I've been really lucky thus far with acting, in that I can do things I believe in and feel good about, and feel good about myself. If for some reason one day that ends, I won't do it anymore. If I feel like I have to compromise myself to continue to be in this industry, I don't want to do that.
In high school, I was on the youth advisory council for the Mayor's Office of Los Angeles, and that was kind of my first experience in the bureaucratic system. We tried to get things done, and nobody was really interested in getting anything done.
My mother and I are more than best friends; we are partners in crime. After she and my father, Quincy Jones, separated when I was 10 years old, my sister, Kidada, who was 12, went to live with our dad, and I stayed with my mother.
For the most part, having more money and more fame make your life harder. It just does. I've seen it happen with people. You know, it's so hard to stay normal. It's so hard to stay happy. It's hard to remember why you were doing what you did in the first place.
I think that women are powerful and they're multifaceted and they're survivors; they don't have to depend on a man to do the things they needed them to do, whether it was hunting or lifting heavy things, so what's a man's place now? Who knows!

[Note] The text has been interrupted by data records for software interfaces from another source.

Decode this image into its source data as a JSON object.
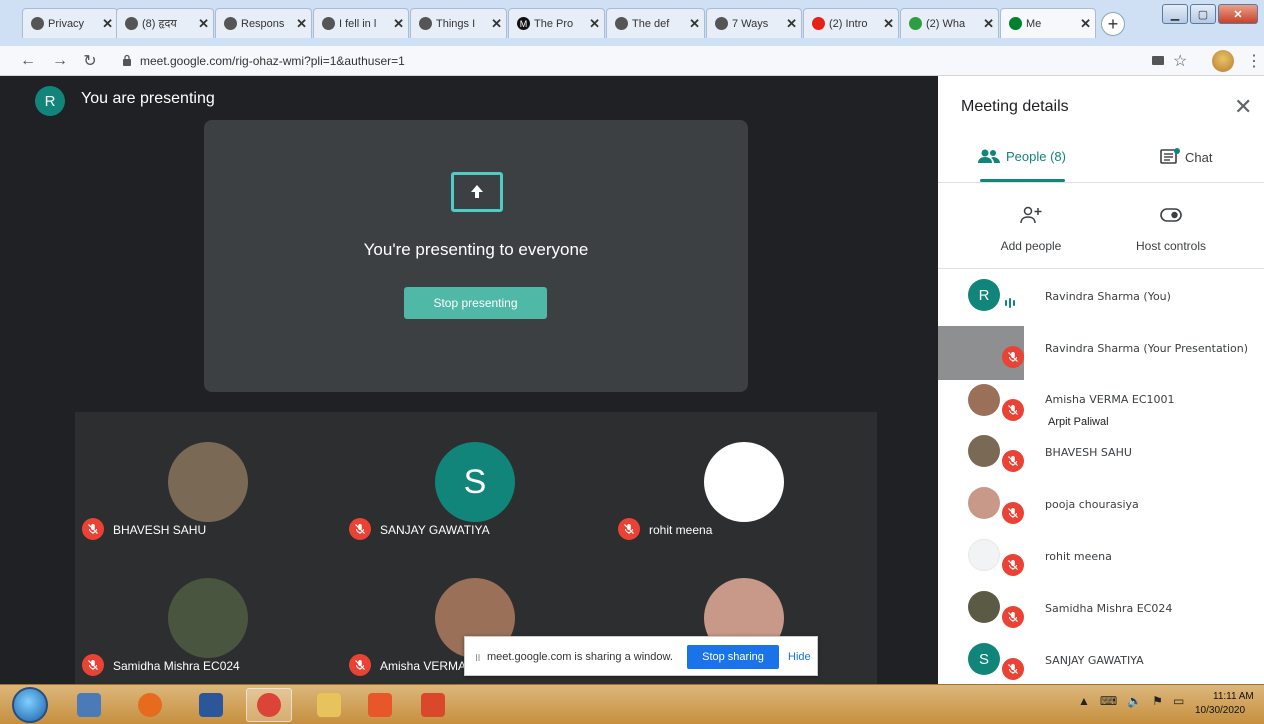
{
  "browser": {
    "tabs": [
      {
        "title": "Privacy",
        "favicon": "globe",
        "color": "#555555"
      },
      {
        "title": "(8) हृदय",
        "favicon": "globe",
        "color": "#555555"
      },
      {
        "title": "Respons",
        "favicon": "globe",
        "color": "#555555"
      },
      {
        "title": "I fell in l",
        "favicon": "globe",
        "color": "#555555"
      },
      {
        "title": "Things I",
        "favicon": "globe",
        "color": "#555555"
      },
      {
        "title": "The Pro",
        "favicon": "medium",
        "color": "#111111"
      },
      {
        "title": "The def",
        "favicon": "globe",
        "color": "#555555"
      },
      {
        "title": "7 Ways",
        "favicon": "globe",
        "color": "#555555"
      },
      {
        "title": "(2) Intro",
        "favicon": "youtube",
        "color": "#e62117"
      },
      {
        "title": "(2) Wha",
        "favicon": "quora-green",
        "color": "#2e9e44"
      },
      {
        "title": "Me",
        "favicon": "meet",
        "color": "#00832d"
      }
    ],
    "tab_close_glyph": "✕",
    "new_tab_glyph": "+",
    "url": "meet.google.com/rig-ohaz-wmi?pli=1&authuser=1"
  },
  "stage": {
    "presenter_initial": "R",
    "title": "You are presenting",
    "card_message": "You're presenting to everyone",
    "stop_presenting": "Stop presenting",
    "tiles": [
      {
        "name": "BHAVESH SAHU",
        "photo_color": "#7a6a55"
      },
      {
        "name": "SANJAY GAWATIYA",
        "initial": "S",
        "photo_color": "#12857a"
      },
      {
        "name": "rohit meena",
        "photo_color": "#ffffff"
      },
      {
        "name": "Samidha Mishra EC024",
        "photo_color": "#4a5540"
      },
      {
        "name": "Amisha VERMA",
        "photo_color": "#9a7058"
      },
      {
        "name": "",
        "photo_color": "#c89888"
      }
    ]
  },
  "share_bar": {
    "grip": "॥",
    "message": "meet.google.com is sharing a window.",
    "stop_sharing": "Stop sharing",
    "hide": "Hide"
  },
  "panel": {
    "title": "Meeting details",
    "close_glyph": "✕",
    "people_tab": "People (8)",
    "chat_tab": "Chat",
    "add_people": "Add people",
    "host_controls": "Host controls",
    "participants": [
      {
        "name": "Ravindra Sharma (You)",
        "initial": "R",
        "avatar_color": "#12857a",
        "muted": false
      },
      {
        "name": "Ravindra Sharma (Your Presentation)",
        "avatar_color": "#8d8f90",
        "muted": true
      },
      {
        "name": "Amisha VERMA EC1001",
        "avatar_color": "#9a7058",
        "muted": true
      },
      {
        "name": "BHAVESH SAHU",
        "avatar_color": "#7a6a55",
        "muted": true
      },
      {
        "name": "pooja chourasiya",
        "avatar_color": "#c89888",
        "muted": true
      },
      {
        "name": "rohit meena",
        "avatar_color": "#f1f3f4",
        "muted": true
      },
      {
        "name": "Samidha Mishra EC024",
        "avatar_color": "#5a5a45",
        "muted": true
      },
      {
        "name": "SANJAY GAWATIYA",
        "initial": "S",
        "avatar_color": "#12857a",
        "muted": true
      }
    ],
    "tooltip": "Arpit Paliwal"
  },
  "taskbar": {
    "apps": [
      "ie",
      "firefox",
      "word",
      "chrome",
      "explorer",
      "pdf",
      "recorder"
    ],
    "clock_time": "11:11 AM",
    "clock_date": "10/30/2020"
  },
  "colors": {
    "accent": "#12857a",
    "muted_red": "#ea4335",
    "share_blue": "#1a73e8"
  }
}
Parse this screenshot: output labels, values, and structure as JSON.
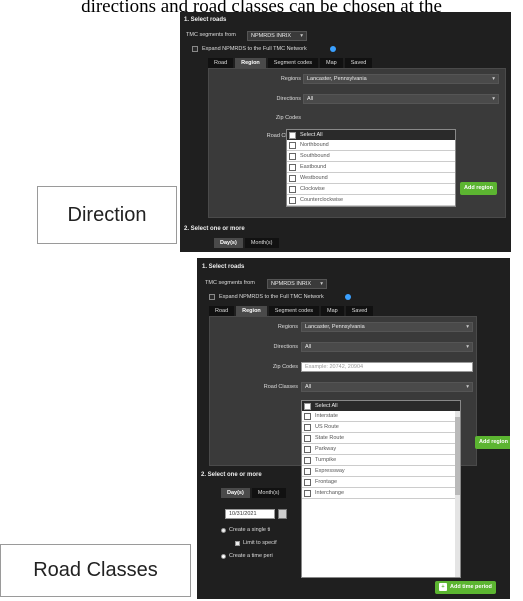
{
  "caption": "directions and road classes can be chosen at the",
  "labels": {
    "direction": "Direction",
    "road_classes": "Road Classes"
  },
  "panel1": {
    "section_title": "1. Select roads",
    "tmc_label": "TMC segments from",
    "tmc_value": "NPMRDS INRIX",
    "expand_text": "Expand NPMRDS to the Full TMC Network",
    "tabs": [
      "Road",
      "Region",
      "Segment codes",
      "Map",
      "Saved"
    ],
    "regions_label": "Regions",
    "regions_value": "Lancaster, Pennsylvania",
    "directions_label": "Directions",
    "directions_value": "All",
    "zip_label": "Zip Codes",
    "road_classes_label": "Road Classes",
    "dropdown_select_all": "Select All",
    "dropdown_items": [
      "Northbound",
      "Southbound",
      "Eastbound",
      "Westbound",
      "Clockwise",
      "Counterclockwise"
    ],
    "add_region": "Add region",
    "section2_title": "2. Select one or more",
    "date_tabs": [
      "Day(s)",
      "Month(s)"
    ]
  },
  "panel2": {
    "section_title": "1. Select roads",
    "tmc_label": "TMC segments from",
    "tmc_value": "NPMRDS INRIX",
    "expand_text": "Expand NPMRDS to the Full TMC Network",
    "tabs": [
      "Road",
      "Region",
      "Segment codes",
      "Map",
      "Saved"
    ],
    "regions_label": "Regions",
    "regions_value": "Lancaster, Pennsylvania",
    "directions_label": "Directions",
    "directions_value": "All",
    "zip_label": "Zip Codes",
    "zip_placeholder": "Example: 20742, 20904",
    "road_classes_label": "Road Classes",
    "road_classes_value": "All",
    "dropdown_select_all": "Select All",
    "dropdown_items": [
      "Interstate",
      "US Route",
      "State Route",
      "Parkway",
      "Turnpike",
      "Expressway",
      "Frontage",
      "Interchange"
    ],
    "add_region": "Add region",
    "section2_title": "2. Select one or more",
    "date_tabs": [
      "Day(s)",
      "Month(s)"
    ],
    "date_value": "10/31/2021",
    "option_single": "Create a single ti",
    "option_limit": "Limit to specif",
    "option_period": "Create a time peri",
    "add_time_period": "Add time period"
  }
}
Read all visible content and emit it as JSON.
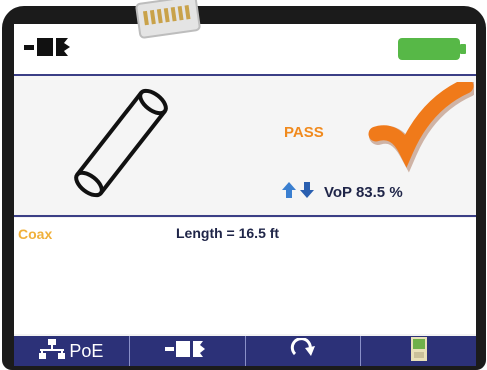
{
  "status_bar": {
    "cable_type_icon": "cable-connector-icon",
    "battery_icon": "battery-full-icon",
    "battery_color": "#57b847"
  },
  "result": {
    "cable_icon": "coax-cable-icon",
    "status": "PASS",
    "status_color": "#f08a1e",
    "check_icon": "checkmark-icon",
    "vop_text": "VoP 83.5 %",
    "vop_arrows": [
      "up-arrow-icon",
      "down-arrow-icon"
    ]
  },
  "info": {
    "cable_type": "Coax",
    "length_text": "Length = 16.5 ft"
  },
  "softkeys": [
    {
      "icon": "network-icon",
      "label": "PoE"
    },
    {
      "icon": "cable-connector-icon",
      "label": ""
    },
    {
      "icon": "refresh-icon",
      "label": ""
    },
    {
      "icon": "remote-unit-icon",
      "label": ""
    }
  ],
  "colors": {
    "accent": "#2c3178",
    "coax_label": "#f0b03a",
    "arrow": "#3a7fd0"
  }
}
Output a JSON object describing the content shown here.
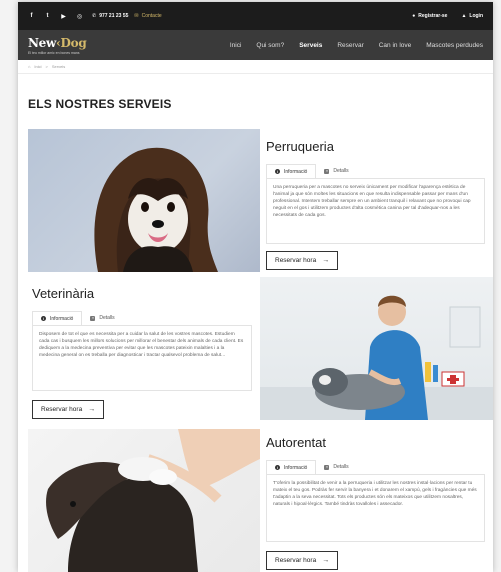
{
  "topbar": {
    "social": [
      "f",
      "t",
      "▶",
      "◎"
    ],
    "phone": "977 21 23 55",
    "contact": "Contacte",
    "register": "Registrar-se",
    "login": "Login"
  },
  "nav": {
    "logo_part1": "New",
    "logo_part2": "Dog",
    "logo_tagline": "El teu millor amic en bones mans",
    "menu": [
      "Inici",
      "Qui som?",
      "Serveis",
      "Reservar",
      "Can in love",
      "Mascotes perdudes"
    ],
    "active": "Serveis"
  },
  "breadcrumb": {
    "home": "Inici",
    "sep": ">",
    "current": "Serveis"
  },
  "page_title": "ELS NOSTRES SERVEIS",
  "services": [
    {
      "title": "Perruqueria",
      "tab_info": "Informació",
      "tab_details": "Detalls",
      "description": "Una perruqueria per a mascotes no serveix únicament per modificar l'aparença estètica de l'animal ja que són moltes les situacions en que resulta indispensable passar per mans d'un professional. Intentem treballar sempre en un ambient tranquil i relaxant que no provoqui cap neguit en el gos i utilitzem productes d'alta cosmètica canina per tal d'adequar-nos a les necessitats de cada gos.",
      "button": "Reservar hora"
    },
    {
      "title": "Veterinària",
      "tab_info": "Informació",
      "tab_details": "Detalls",
      "description": "Disposem de tot el que es necessita per a cuidar la salut de les vostres mascotes. Estudiem cada cas i busquem les millors solucions per millorar el benestar dels animals de cada client. Es dediquem a la medecina preventiva per evitar que les mascotes pateixin malalties i a la medecina general on es treballa per diagnosticar i tractar qualsevol problema de salut...",
      "button": "Reservar hora"
    },
    {
      "title": "Autorentat",
      "tab_info": "Informació",
      "tab_details": "Detalls",
      "description": "T'oferim la possibilitat de venir a la perruqueria i utilitzar les nostres instal·lacions per rentar tu mateix el teu gos. Podràs fer servir la banyera i et donarem el xampú, gels i fragàncies que més t'adaptin a la seva necessitat. Tots els productes són els mateixos que utilitzem nosaltres, naturals i hipoal·lèrgics. També tindràs tovalloles i assecador.",
      "button": "Reservar hora"
    }
  ]
}
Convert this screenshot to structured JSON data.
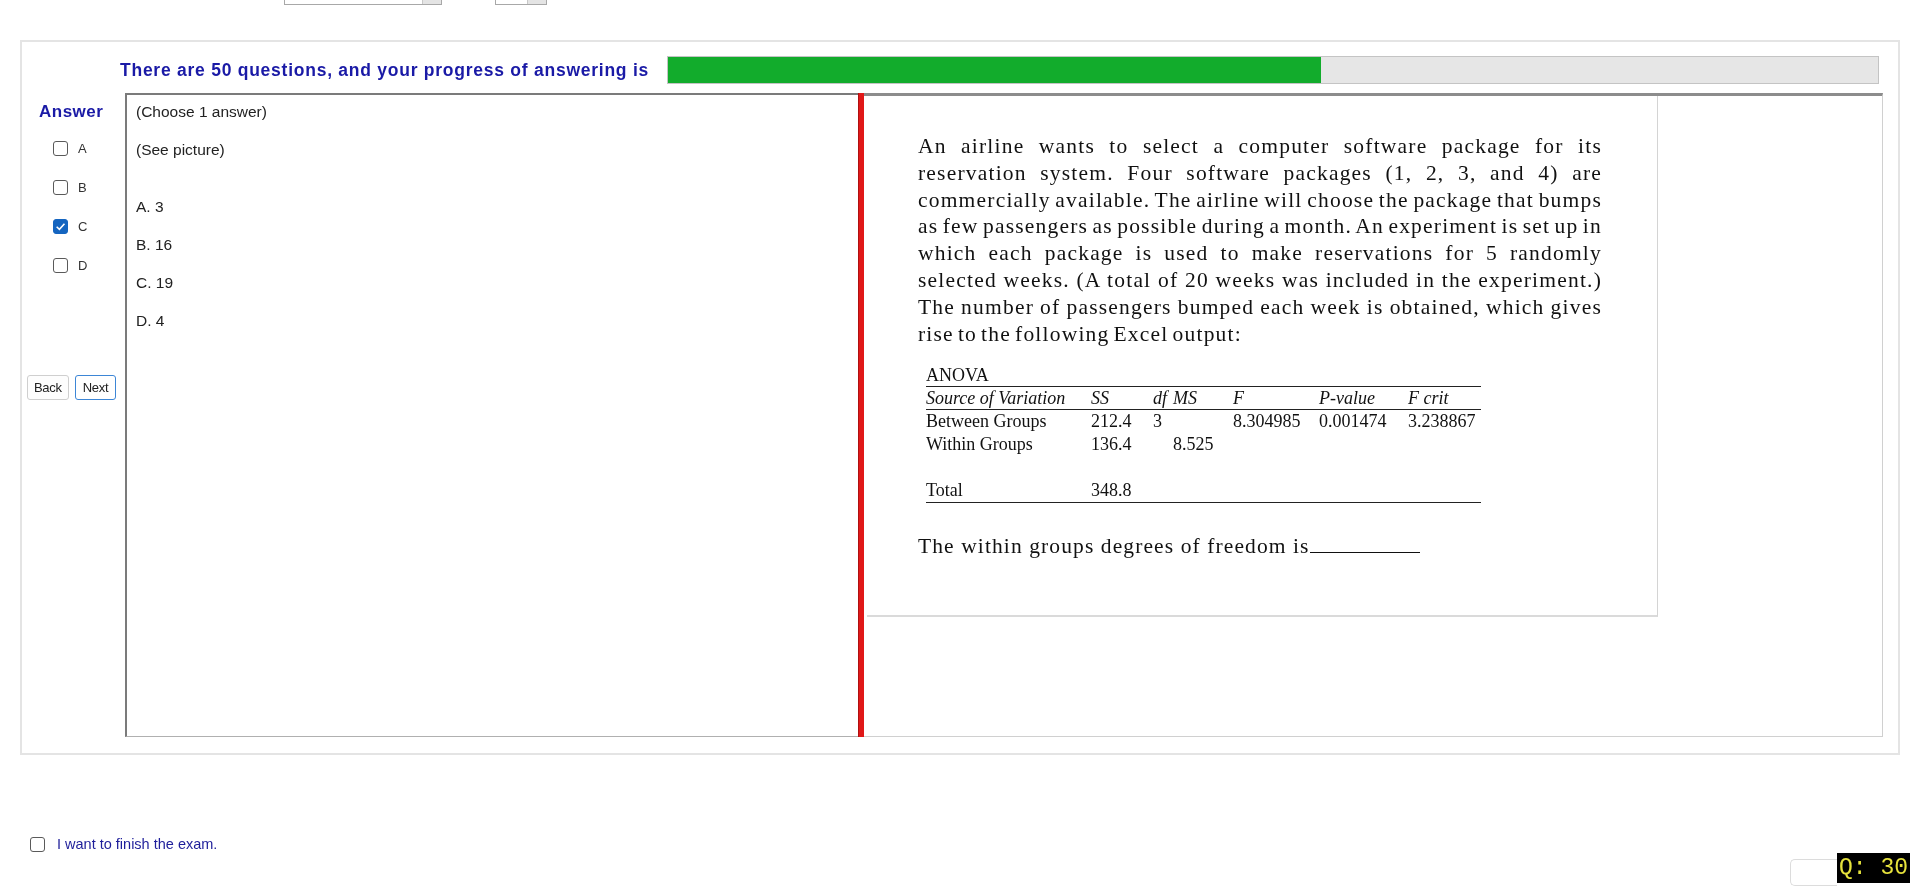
{
  "progress": {
    "text": "There are 50 questions, and your progress of answering is",
    "level": 0.54
  },
  "answer_panel": {
    "title": "Answer",
    "options": [
      {
        "label": "A",
        "checked": false
      },
      {
        "label": "B",
        "checked": false
      },
      {
        "label": "C",
        "checked": true
      },
      {
        "label": "D",
        "checked": false
      }
    ]
  },
  "navigation": {
    "buttons": [
      {
        "label": "Back",
        "focused": false
      },
      {
        "label": "Next",
        "focused": true
      }
    ]
  },
  "answer_box": {
    "lines": [
      "(Choose 1 answer)",
      "(See picture)"
    ],
    "choices": [
      "A. 3",
      "B. 16",
      "C. 19",
      "D. 4"
    ]
  },
  "question": {
    "paragraph": "An airline wants to select a computer software package for its reservation system. Four software packages (1, 2, 3, and 4) are commercially available. The airline will choose the package that bumps as few passengers as possible during a month. An experiment is set up in which each package is used to make reservations for 5 randomly selected weeks. (A total of 20 weeks was included in the experiment.) The number of passengers bumped each week is obtained, which gives rise to the following Excel output:",
    "table": {
      "title": "ANOVA",
      "columns": [
        "Source of Variation",
        "SS",
        "df",
        "MS",
        "F",
        "P-value",
        "F crit"
      ],
      "rows": [
        {
          "kind": "group",
          "cells": [
            "Between Groups",
            "212.4",
            "3",
            null,
            "8.304985",
            "0.001474",
            "3.238867"
          ]
        },
        {
          "kind": "group",
          "cells": [
            "Within Groups",
            "136.4",
            null,
            "8.525",
            null,
            null,
            null
          ]
        },
        {
          "kind": "total",
          "cells": [
            "Total",
            "348.8",
            null,
            null,
            null,
            null,
            null
          ]
        }
      ]
    },
    "prompt": "The within groups degrees of freedom is"
  },
  "finish": {
    "label": "I want to finish the exam.",
    "checked": false
  },
  "question_badge": "Q: 30"
}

There's people who watch shows while they're preparing their dinners, and they don't want to focus, and they don't want to be challenged, and whatever. And then there's people who want to really sit down and get into a character in a world, and feel like they're expanding, or they have complex relationships, or whatever.